Near Ocala in Marion County, Florida — The American South (South Atlantic)
A Tribe Lost: Timicua
Historic Florida Barge Canal Trail
Who were "Americans" first?
At least several hundred years before Crackers migrated from England and Scotland to the USA, and then wandered down the eastern seaboard to Florida in the 1800s
Well before the Seminoles sought refuge in Florida from the forces of Army General Andrew Jackson because the federal government was determined to move Indians to the Oklahoma territory, or kill them off (1815-1858), to make room for more Europeans...
Even before the Spanish explorers and their priests arrived in La Florida in 1562, there were Timicua Indians numbering around 200,000 and loosely organized in about 35 "chiefdoms" in southeastern Georgia and Florida.

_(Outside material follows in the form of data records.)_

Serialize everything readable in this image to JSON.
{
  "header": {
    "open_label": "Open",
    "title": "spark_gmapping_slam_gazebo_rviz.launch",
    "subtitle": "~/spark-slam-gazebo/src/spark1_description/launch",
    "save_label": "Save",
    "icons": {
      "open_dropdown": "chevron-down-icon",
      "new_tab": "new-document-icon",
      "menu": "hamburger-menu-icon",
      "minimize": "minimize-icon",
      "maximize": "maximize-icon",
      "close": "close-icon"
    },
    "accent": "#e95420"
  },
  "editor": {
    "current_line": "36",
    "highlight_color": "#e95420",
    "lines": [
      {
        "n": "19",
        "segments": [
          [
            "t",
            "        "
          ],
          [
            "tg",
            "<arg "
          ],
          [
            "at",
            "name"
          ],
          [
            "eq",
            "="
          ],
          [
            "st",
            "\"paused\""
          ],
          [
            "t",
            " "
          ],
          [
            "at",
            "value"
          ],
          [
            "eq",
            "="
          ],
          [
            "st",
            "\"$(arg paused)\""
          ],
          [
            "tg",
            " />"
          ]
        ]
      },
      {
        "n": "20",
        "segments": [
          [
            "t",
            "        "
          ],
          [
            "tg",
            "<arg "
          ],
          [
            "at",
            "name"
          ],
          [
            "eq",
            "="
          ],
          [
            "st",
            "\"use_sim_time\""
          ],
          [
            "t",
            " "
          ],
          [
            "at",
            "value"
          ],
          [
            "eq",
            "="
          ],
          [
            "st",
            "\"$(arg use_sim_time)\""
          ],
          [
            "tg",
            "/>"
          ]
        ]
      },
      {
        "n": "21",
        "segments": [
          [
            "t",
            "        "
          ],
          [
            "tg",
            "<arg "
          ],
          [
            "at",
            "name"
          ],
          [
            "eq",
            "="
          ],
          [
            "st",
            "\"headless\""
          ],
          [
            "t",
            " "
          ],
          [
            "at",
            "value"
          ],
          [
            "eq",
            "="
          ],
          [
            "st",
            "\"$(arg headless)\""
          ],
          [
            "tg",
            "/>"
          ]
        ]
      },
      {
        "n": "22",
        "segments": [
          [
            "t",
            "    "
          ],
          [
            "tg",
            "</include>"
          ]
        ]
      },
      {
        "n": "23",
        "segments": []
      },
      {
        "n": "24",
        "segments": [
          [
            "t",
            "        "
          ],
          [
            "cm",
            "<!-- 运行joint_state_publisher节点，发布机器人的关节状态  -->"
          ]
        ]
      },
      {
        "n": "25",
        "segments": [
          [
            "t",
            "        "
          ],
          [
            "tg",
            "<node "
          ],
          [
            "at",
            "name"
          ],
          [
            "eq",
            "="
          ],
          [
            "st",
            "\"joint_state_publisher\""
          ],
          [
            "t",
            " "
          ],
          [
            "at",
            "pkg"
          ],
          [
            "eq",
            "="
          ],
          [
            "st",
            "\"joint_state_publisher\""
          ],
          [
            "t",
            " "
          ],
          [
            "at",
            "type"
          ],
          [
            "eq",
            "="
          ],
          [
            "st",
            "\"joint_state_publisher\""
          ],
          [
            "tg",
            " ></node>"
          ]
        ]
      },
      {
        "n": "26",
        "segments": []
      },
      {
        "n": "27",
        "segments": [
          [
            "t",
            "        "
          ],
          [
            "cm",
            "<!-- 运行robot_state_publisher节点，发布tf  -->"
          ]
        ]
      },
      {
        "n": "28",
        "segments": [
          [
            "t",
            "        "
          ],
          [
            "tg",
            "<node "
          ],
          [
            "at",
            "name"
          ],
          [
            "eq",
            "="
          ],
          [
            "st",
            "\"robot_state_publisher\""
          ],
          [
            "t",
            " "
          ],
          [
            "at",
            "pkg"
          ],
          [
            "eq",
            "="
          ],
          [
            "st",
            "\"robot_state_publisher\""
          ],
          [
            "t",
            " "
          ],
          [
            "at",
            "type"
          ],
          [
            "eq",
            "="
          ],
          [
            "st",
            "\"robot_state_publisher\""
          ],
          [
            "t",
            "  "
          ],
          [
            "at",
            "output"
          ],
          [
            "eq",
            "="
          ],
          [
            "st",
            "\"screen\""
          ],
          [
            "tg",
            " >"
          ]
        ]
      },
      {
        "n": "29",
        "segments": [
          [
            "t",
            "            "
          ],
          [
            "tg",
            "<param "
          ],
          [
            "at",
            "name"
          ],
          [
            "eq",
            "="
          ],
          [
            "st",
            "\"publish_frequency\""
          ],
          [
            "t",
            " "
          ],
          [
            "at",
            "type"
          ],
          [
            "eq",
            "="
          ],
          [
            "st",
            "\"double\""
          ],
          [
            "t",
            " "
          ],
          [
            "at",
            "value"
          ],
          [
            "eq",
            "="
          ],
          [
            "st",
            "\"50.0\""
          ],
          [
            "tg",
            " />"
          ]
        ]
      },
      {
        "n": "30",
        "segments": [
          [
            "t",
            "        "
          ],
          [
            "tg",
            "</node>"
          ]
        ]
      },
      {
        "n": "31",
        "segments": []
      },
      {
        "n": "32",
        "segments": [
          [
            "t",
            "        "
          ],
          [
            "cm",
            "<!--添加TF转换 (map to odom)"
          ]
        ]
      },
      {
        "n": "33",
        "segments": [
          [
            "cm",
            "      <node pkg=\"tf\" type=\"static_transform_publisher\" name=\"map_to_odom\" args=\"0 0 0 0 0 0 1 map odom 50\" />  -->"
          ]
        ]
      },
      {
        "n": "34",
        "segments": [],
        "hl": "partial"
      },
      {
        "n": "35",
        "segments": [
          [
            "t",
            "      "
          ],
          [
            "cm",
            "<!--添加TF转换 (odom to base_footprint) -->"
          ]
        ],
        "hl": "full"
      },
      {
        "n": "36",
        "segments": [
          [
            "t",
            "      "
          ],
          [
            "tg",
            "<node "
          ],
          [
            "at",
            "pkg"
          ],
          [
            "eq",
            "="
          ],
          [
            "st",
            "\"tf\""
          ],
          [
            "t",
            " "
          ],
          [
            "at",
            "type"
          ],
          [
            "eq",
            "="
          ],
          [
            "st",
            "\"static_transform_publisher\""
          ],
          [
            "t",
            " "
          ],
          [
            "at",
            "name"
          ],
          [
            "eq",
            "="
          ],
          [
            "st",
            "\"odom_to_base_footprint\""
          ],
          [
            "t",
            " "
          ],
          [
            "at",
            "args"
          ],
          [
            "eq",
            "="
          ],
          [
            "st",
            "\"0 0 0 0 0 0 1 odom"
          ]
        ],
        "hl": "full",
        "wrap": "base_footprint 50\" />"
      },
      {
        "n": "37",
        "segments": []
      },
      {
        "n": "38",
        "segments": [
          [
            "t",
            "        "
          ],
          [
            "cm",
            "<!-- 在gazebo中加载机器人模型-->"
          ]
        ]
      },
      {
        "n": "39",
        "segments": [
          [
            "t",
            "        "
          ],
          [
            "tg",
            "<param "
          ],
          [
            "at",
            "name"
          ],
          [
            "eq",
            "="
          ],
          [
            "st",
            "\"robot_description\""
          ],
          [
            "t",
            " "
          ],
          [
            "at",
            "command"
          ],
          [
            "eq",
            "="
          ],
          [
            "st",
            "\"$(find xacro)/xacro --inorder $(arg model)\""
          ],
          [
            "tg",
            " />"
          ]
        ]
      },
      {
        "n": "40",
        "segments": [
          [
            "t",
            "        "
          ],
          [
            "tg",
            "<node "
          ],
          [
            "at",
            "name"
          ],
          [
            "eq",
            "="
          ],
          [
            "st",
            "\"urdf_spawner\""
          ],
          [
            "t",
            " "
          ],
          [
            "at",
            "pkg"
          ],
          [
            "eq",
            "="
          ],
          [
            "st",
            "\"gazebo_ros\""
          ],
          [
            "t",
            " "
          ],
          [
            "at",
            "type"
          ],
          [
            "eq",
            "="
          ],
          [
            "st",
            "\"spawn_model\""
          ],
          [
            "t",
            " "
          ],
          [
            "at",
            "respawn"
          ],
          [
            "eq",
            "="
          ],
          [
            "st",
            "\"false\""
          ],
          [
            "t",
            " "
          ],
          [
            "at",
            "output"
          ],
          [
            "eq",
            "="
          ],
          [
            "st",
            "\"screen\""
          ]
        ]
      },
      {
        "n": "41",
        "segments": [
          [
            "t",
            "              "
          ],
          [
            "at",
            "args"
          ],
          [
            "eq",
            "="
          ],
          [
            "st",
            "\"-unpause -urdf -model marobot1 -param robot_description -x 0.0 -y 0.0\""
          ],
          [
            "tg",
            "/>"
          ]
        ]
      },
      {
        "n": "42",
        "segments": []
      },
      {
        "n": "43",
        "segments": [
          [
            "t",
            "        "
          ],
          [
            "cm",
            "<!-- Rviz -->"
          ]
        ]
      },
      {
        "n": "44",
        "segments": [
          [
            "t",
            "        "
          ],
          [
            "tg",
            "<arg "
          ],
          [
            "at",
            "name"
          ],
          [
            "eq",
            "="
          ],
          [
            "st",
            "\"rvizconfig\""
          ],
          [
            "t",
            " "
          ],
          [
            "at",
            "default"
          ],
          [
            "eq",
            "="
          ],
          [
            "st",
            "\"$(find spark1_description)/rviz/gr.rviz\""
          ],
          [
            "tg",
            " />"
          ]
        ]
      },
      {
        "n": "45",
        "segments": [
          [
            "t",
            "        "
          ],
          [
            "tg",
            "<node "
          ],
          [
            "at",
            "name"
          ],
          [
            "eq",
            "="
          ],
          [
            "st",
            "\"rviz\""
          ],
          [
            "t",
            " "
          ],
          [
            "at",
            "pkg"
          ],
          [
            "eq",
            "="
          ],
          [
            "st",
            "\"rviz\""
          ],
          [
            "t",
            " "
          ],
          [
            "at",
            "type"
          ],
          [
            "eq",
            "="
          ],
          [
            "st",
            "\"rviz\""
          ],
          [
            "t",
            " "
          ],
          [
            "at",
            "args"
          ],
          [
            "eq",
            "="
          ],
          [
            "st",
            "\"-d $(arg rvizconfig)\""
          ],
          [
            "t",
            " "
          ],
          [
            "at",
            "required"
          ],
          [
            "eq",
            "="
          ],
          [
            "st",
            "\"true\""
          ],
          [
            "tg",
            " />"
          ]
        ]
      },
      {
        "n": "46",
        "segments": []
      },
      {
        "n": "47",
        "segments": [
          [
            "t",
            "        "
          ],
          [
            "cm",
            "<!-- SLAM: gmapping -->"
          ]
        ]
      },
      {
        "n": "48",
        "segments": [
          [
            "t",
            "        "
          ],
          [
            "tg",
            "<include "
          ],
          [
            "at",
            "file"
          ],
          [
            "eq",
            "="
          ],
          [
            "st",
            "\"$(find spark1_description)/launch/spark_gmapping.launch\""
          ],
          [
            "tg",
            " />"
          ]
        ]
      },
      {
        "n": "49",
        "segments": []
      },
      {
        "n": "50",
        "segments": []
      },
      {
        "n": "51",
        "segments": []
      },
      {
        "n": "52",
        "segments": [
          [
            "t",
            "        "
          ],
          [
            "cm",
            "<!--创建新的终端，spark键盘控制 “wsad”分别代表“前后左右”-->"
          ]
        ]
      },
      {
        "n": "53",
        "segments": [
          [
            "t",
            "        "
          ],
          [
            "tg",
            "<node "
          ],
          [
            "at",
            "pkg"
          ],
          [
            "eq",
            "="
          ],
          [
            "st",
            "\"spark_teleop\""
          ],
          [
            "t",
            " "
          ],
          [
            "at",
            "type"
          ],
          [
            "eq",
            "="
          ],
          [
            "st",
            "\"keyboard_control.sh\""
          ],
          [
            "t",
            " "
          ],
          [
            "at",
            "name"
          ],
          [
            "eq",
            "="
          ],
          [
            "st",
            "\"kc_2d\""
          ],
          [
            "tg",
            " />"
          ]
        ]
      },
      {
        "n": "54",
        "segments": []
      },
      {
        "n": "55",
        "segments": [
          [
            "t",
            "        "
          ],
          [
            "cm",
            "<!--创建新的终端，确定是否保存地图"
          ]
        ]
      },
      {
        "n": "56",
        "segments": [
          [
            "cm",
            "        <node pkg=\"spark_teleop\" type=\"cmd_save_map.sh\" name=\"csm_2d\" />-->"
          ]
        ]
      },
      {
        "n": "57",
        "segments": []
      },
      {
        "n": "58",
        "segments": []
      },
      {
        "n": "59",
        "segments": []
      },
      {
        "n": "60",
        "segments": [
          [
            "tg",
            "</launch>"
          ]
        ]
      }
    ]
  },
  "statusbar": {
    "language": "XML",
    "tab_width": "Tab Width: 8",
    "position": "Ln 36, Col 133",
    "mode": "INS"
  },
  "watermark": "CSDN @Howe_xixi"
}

A 2006 archeological dig in St. Augustine, Florida, unearthed objects which indicated the Timicua were there as early as 1100 AD.
The Timicua population was reduced to about 50,000 by 1595 (just 35 years after the Spanish arrived in La Florida). By the year 1700, their numbers were reduced to about 1,000. A few years later, there were none.
What happened to these "Native Americans"?
With no natural immunity, the Timicua were unable to withstand
Thousands more were enslaved by the Spanish, and then the English, and shipped to the Caribbean islands for enforced work on plantations. In addition, English colonists warred against the Timicua to eliminate them from the land the colonists wanted for themselves.
One Spanish leader estimated the Cross Florida Canal could be dug in one year with these Indians as slave labor. It's easy to conclude that idea, too, would have been a boondoggle.
Erected by Florida State Parks.
Topics. This historical marker is listed in these topic lists: Anthropology & Archaeology • Colonial Era • Native Americans • Settlements & Settlers.
Location. 29° 6.126′ N, 82° 5.35′ W. Marker is near Ocala, Florida, in Marion County. Marker can be reached from the intersection of Southeast 80th Street (County Road 328) and South Pine Avenue (U.S. 441), on the right when traveling east. Marker is located along the trail at "The Island" - Cross Florida Barge Canal Interpretive Park, just south of the Marion County Sheriff's Station. Touch for map. Marker Touch for directions.
Other nearby markers. At least 8 other markers are within walking distance of this marker. Florida Seminoles (here, next to this marker); Florida Seminole Nations History (here, next to this marker); Oklahoma Seminole Nations History (here, next to this marker); Florida Crackers (a few steps from this marker); Cat Face (within shouting distance of this marker); Greenway Greenlife (within shouting distance of this marker); History: Crops (within shouting distance of this marker); Green Monsters (within shouting distance of this marker). Touch for a list and map of all markers in Ocala.
Regarding A Tribe Lost: Timicua. The most common spelling is "Timucua" but this marker shows "Timicua" — probably a spelling error.
Related markers. Click here for a list of markers that are related to this marker. Historic Florida Barge Canal Trail
Also see . . .
1. The Timucua: North Florida’s Early People. The Timucua all spoke dialects of the same language, although they were not united politically, living in different tribes with their own territory and dialects. When Europeans first arrived in Florida in the 1500s, the Timucua occupied over 19,000 square miles of land and their population was likely about 200,000. (Submitted on February 25, 2021, by Cosmos Mariner of Cape Canaveral, Florida.)
2. Timucua Tribe – Lost Today. The Timucua were the Native American people living in the Northeast and North Central portions of what is now Florida. Their name may derive from the Spanish pronunciation of the Timucuan word atimoqua which means “lord” or “chief.” The Timucua probably numbered between 200,000 and 300,000 people organized into various chiefdoms speaking a common language. The earliest evidence of their presence dates from around 3000 BC. (Submitted on February 25, 2021, by Cosmos Mariner of Cape Canaveral, Florida.)
Credits. This page was last revised on February 25, 2021. It was originally submitted on February 20, 2021, by Cosmos Mariner of Cape Canaveral, Florida. This page has been viewed 54 times since then. Photos: 1, 2, 3, 4. submitted on February 25, 2021, by Cosmos Mariner of Cape Canaveral, Florida.